- _REQUIRED WORK_
Note each line in the data holding the string "count" and report it.

____ GIVEN DATA

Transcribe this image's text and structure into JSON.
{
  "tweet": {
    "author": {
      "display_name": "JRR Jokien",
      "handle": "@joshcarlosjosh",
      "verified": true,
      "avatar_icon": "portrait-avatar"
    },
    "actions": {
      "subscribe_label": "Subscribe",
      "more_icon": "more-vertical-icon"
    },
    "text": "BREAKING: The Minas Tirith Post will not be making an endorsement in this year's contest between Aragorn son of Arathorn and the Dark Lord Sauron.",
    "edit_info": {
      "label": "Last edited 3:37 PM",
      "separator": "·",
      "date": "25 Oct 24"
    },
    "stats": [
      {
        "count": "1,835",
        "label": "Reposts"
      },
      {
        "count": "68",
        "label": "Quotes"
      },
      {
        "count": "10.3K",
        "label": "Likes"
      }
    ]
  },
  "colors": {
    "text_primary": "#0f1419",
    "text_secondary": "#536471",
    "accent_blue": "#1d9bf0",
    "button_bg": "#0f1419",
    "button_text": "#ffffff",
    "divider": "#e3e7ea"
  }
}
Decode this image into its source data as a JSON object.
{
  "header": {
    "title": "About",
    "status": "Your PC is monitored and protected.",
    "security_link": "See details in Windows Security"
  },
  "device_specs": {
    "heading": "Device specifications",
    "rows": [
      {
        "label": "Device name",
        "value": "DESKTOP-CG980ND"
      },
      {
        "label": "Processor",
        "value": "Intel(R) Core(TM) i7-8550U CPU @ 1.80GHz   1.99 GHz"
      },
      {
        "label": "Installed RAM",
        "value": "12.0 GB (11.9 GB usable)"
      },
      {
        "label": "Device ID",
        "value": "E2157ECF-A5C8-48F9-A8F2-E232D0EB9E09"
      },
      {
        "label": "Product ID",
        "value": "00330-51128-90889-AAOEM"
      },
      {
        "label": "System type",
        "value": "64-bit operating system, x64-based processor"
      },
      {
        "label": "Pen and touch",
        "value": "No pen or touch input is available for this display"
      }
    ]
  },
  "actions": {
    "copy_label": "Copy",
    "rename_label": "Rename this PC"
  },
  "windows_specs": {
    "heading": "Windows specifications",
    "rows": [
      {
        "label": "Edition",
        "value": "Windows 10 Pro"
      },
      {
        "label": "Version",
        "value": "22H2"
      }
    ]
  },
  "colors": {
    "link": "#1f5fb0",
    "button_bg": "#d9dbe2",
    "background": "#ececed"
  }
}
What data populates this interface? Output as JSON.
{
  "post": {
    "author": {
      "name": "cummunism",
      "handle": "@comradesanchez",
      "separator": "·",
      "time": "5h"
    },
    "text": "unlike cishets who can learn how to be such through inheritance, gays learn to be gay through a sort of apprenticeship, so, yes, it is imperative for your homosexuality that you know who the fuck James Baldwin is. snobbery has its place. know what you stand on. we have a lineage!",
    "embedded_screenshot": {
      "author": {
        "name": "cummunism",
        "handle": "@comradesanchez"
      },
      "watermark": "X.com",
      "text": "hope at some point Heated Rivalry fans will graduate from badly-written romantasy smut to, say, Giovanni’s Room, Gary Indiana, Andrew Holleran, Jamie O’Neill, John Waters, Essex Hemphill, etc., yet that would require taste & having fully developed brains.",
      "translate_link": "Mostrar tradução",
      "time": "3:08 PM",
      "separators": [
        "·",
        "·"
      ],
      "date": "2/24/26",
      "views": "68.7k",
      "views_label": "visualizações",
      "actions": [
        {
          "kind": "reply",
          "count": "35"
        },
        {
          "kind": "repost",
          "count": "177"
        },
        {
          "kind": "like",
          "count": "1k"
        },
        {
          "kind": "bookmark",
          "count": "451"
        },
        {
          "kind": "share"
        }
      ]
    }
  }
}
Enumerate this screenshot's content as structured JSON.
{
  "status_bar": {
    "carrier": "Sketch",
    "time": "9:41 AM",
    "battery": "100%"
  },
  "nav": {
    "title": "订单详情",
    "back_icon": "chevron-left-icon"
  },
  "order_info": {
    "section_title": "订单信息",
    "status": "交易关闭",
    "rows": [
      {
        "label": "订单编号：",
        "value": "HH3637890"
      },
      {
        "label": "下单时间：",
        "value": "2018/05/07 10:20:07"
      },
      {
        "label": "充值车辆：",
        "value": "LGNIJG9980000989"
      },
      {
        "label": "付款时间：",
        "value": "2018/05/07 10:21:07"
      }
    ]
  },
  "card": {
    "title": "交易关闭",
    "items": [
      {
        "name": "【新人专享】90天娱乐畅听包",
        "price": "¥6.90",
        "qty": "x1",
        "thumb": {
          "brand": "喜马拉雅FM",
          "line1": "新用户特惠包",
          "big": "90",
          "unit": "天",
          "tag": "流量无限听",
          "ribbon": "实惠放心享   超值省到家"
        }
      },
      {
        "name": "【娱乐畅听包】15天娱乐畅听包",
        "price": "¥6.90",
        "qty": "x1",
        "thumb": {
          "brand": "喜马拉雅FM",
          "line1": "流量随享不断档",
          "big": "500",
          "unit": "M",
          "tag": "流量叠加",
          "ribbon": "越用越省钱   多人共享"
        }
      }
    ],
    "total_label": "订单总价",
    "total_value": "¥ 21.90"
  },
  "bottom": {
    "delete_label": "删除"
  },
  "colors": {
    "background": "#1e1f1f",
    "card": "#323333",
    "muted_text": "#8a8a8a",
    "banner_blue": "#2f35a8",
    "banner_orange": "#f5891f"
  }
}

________

- _OUTPUT_
        "count": "1,835",
        "count": "68",
        "count": "10.3K",
          "count": "35"
          "count": "177"
          "count": "1k"
          "count": "451"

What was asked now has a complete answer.